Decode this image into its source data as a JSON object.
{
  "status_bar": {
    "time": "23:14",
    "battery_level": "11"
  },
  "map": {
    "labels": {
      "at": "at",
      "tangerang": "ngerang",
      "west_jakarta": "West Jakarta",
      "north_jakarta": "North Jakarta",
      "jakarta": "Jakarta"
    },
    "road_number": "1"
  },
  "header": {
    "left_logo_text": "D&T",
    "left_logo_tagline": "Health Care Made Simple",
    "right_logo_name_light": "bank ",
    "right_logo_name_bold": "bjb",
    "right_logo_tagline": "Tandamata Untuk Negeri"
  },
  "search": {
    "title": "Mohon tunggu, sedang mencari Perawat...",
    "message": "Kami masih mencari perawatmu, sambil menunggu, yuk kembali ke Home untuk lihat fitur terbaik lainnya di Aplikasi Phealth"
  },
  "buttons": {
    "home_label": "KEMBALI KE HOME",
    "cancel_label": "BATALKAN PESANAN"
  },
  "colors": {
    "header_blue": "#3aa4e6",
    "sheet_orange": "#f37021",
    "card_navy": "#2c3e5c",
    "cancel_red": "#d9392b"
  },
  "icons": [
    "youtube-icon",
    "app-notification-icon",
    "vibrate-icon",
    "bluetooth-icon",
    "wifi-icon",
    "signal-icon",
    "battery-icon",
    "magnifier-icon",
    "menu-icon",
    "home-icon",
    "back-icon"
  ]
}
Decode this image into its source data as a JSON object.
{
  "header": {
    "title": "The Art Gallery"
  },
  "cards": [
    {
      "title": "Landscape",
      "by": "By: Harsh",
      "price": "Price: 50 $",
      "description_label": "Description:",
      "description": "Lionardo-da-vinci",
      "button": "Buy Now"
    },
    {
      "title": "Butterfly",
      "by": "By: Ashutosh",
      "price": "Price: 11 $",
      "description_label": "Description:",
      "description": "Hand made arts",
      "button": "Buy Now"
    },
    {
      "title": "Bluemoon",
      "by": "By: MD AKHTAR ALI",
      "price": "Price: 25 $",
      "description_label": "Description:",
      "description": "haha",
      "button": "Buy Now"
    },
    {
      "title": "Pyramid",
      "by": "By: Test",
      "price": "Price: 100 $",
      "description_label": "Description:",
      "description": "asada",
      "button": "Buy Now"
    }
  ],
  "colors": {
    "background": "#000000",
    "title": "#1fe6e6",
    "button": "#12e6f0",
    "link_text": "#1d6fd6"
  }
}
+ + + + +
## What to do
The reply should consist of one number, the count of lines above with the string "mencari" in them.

## Exercise output
2